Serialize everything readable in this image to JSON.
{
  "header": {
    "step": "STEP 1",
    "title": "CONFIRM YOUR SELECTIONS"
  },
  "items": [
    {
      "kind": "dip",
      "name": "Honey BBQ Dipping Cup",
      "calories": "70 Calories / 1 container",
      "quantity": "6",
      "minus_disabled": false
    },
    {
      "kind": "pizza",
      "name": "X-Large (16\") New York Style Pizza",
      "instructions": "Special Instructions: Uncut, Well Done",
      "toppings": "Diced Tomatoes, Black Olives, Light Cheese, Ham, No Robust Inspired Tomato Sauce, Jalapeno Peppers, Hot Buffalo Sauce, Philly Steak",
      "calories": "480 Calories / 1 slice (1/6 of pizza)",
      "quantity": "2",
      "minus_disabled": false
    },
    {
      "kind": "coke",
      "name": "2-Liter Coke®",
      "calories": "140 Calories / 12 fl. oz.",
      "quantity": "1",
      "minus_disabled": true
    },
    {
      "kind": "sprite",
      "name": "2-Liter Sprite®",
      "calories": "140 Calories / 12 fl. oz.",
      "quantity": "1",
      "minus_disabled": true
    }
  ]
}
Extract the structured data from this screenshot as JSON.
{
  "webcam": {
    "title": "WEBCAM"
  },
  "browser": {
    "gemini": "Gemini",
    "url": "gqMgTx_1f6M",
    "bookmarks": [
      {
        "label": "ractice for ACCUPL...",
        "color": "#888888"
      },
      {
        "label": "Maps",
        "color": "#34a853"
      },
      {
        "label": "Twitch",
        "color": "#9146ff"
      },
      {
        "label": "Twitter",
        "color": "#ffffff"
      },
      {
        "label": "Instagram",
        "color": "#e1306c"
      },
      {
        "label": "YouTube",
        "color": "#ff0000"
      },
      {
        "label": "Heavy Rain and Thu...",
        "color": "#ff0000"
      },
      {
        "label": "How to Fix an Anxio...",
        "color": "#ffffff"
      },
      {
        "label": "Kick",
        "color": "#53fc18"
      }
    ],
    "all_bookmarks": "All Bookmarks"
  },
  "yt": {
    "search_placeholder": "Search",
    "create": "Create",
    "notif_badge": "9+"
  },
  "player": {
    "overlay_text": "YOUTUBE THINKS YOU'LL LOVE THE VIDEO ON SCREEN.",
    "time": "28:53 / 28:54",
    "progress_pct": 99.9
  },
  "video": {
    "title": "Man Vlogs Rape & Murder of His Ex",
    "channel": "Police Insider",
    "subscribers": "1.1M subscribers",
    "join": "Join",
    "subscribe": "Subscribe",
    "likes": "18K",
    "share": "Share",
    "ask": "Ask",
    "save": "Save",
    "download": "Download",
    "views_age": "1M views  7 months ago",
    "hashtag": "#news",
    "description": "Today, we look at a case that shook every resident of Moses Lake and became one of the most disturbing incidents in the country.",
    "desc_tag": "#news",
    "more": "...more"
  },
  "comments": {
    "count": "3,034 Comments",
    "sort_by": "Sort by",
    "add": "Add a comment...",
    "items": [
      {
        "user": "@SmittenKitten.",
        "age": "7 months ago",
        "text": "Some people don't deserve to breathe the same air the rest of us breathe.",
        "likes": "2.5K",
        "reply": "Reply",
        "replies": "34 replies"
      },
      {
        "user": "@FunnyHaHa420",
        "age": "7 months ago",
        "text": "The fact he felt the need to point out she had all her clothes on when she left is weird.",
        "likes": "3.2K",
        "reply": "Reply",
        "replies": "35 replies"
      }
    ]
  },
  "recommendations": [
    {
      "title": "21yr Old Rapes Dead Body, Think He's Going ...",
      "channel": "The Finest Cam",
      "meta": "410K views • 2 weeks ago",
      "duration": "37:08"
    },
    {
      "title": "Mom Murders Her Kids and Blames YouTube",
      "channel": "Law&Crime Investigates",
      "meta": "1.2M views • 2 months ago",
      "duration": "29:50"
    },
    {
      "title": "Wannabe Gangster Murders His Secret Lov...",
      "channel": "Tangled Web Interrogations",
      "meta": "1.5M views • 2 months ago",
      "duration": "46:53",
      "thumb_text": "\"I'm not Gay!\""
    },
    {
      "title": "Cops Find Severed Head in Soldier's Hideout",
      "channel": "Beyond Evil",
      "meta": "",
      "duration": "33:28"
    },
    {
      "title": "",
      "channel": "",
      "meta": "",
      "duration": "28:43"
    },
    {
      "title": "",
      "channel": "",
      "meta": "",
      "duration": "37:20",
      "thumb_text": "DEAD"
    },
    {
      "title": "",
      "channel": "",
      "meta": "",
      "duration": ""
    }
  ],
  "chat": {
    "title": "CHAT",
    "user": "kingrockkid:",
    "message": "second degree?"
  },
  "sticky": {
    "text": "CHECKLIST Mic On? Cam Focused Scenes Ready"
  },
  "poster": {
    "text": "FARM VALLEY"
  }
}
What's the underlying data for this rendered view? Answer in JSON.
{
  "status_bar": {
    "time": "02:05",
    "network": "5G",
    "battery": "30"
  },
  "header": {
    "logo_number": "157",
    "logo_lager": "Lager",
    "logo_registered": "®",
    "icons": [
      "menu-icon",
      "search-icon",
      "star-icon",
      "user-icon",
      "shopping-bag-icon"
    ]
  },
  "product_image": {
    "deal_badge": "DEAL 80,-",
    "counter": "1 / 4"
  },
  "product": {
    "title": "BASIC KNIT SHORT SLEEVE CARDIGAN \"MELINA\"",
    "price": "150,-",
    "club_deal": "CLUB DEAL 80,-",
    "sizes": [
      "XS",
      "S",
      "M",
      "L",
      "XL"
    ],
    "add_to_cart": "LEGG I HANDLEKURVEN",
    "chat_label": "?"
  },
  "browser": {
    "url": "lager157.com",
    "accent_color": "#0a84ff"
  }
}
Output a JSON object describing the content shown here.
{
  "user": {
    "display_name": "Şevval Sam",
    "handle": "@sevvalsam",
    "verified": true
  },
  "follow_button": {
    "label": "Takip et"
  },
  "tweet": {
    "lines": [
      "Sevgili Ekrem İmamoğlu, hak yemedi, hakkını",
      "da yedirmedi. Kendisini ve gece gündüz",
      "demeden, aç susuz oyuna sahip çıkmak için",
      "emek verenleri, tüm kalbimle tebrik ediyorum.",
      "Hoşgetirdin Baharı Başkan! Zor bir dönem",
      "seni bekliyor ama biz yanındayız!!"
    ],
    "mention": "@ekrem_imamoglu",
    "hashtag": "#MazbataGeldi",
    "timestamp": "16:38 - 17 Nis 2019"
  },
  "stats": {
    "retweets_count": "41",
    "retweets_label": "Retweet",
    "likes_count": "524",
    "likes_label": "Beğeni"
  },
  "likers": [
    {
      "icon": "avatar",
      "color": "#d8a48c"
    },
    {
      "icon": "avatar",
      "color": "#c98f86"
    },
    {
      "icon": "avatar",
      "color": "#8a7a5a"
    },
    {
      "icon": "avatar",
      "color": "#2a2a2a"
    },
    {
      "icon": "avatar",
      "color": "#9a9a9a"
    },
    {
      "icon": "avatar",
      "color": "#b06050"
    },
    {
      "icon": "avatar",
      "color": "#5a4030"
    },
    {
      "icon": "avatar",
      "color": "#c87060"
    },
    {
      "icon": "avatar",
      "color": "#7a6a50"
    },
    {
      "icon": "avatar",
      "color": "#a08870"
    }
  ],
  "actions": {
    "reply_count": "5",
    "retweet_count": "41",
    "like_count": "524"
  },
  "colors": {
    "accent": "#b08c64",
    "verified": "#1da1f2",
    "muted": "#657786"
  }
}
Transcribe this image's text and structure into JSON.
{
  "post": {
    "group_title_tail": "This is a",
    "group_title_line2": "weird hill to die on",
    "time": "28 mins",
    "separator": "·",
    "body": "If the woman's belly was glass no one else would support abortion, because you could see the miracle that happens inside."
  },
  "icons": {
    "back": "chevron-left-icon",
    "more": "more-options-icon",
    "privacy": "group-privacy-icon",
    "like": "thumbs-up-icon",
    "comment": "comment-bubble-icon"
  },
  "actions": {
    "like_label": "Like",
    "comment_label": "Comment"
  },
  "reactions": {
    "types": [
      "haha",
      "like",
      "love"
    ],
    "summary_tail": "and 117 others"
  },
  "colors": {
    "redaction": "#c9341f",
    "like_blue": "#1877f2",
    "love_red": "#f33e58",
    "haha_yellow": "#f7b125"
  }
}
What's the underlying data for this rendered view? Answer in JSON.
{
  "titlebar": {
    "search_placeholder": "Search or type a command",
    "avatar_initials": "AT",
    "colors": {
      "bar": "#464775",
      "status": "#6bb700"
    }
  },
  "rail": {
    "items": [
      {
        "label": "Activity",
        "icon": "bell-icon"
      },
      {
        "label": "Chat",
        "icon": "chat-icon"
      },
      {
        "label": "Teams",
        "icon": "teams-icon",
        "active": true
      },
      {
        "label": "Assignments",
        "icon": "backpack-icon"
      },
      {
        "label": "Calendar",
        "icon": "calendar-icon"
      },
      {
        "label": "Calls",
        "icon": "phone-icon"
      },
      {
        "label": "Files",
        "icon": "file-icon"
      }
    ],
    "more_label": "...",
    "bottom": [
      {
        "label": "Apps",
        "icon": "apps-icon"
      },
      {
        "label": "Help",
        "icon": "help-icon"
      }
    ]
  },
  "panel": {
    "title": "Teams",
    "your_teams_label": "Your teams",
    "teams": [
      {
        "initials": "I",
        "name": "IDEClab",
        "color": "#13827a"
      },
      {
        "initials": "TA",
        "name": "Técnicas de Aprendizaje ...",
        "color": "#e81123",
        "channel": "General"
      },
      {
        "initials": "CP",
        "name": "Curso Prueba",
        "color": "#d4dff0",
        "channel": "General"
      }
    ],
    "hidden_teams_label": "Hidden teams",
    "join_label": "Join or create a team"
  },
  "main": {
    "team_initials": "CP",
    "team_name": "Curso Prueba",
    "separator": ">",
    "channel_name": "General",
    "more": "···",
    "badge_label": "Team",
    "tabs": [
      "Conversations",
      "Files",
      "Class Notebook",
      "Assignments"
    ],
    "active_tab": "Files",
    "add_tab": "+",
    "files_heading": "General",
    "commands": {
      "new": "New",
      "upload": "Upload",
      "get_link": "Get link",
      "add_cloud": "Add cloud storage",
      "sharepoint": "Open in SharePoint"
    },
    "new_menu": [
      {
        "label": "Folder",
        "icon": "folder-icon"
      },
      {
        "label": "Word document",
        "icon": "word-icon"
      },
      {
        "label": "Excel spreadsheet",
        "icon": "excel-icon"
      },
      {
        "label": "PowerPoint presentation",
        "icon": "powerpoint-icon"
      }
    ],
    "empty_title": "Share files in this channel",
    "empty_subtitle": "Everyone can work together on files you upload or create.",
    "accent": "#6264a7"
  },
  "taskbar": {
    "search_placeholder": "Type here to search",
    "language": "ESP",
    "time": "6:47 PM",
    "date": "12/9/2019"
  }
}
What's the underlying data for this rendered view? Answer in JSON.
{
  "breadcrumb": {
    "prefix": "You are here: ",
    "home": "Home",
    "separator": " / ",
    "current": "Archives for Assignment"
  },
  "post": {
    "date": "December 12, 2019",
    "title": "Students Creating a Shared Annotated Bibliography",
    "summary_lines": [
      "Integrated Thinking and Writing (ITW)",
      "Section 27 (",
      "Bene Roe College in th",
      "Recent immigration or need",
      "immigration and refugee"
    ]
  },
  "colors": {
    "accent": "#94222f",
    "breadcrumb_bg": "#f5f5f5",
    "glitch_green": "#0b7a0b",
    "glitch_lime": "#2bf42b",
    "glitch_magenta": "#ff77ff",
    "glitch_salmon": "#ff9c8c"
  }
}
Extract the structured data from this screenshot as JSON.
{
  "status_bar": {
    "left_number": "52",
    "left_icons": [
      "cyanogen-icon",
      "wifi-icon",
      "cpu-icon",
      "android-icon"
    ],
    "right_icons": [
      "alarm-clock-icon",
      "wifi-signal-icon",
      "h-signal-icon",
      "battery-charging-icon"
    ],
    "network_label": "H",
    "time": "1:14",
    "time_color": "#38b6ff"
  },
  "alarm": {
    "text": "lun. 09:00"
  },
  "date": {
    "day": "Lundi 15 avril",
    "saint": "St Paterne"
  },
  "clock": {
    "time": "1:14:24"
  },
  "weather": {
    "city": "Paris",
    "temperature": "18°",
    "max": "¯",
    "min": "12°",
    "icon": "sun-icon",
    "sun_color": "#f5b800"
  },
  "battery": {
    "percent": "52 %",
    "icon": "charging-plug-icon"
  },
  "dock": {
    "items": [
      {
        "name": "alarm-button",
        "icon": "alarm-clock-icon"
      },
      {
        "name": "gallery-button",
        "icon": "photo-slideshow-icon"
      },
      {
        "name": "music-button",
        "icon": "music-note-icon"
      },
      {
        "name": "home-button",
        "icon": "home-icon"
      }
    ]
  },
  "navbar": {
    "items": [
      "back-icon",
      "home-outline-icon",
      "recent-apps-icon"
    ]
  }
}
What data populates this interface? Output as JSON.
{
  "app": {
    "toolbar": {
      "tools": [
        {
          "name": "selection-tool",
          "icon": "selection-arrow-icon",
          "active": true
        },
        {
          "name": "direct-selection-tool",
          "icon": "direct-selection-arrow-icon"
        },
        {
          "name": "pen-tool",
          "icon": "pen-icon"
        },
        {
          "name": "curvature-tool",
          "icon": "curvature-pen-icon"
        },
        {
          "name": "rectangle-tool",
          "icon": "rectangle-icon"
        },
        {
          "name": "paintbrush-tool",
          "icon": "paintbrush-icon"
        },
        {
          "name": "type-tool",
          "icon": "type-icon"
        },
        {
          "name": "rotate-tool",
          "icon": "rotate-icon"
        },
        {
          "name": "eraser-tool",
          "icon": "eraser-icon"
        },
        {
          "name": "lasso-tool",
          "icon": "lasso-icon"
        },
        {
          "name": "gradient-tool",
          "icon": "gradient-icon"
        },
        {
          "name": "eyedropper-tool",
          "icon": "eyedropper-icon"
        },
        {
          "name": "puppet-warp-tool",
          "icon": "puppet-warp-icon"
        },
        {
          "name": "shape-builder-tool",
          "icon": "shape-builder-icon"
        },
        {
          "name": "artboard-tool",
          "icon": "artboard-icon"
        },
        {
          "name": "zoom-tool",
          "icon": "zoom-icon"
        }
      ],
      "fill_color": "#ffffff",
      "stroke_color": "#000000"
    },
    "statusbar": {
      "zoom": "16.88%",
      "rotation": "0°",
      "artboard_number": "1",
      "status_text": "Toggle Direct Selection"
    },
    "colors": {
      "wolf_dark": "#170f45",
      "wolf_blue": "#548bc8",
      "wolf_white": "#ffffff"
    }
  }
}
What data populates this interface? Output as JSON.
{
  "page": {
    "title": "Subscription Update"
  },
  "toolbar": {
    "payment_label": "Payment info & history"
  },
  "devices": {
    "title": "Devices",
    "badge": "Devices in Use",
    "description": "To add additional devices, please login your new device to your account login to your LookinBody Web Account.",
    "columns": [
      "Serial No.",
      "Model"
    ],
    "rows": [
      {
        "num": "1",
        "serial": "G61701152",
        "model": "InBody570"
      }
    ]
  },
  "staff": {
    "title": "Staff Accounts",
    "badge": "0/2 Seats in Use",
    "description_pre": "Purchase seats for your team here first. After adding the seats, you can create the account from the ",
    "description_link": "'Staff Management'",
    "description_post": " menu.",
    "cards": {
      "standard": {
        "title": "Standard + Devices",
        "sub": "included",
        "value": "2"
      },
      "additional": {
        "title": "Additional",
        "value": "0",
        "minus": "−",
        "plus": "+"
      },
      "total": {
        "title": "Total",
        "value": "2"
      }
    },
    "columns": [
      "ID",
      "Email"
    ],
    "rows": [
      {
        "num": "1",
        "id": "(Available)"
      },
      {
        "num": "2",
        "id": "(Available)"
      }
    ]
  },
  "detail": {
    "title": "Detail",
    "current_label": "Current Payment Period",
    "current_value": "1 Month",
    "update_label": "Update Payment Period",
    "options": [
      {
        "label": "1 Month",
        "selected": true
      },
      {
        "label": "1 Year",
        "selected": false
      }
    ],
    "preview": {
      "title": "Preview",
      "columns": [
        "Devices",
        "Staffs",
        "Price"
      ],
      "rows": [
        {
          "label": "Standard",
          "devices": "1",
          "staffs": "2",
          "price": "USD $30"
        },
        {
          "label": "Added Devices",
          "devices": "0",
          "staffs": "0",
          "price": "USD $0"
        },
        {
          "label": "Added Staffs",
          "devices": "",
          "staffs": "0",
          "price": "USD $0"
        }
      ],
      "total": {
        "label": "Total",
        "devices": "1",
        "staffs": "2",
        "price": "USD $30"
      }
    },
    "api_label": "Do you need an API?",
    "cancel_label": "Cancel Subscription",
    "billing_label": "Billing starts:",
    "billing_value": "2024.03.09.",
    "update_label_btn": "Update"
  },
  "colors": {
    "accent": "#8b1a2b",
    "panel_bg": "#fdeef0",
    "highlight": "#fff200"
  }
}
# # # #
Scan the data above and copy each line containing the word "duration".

Solution
      "duration": "37:08"
      "duration": "29:50"
      "duration": "46:53",
      "duration": "33:28"
      "duration": "28:43"
      "duration": "37:20",
      "duration": ""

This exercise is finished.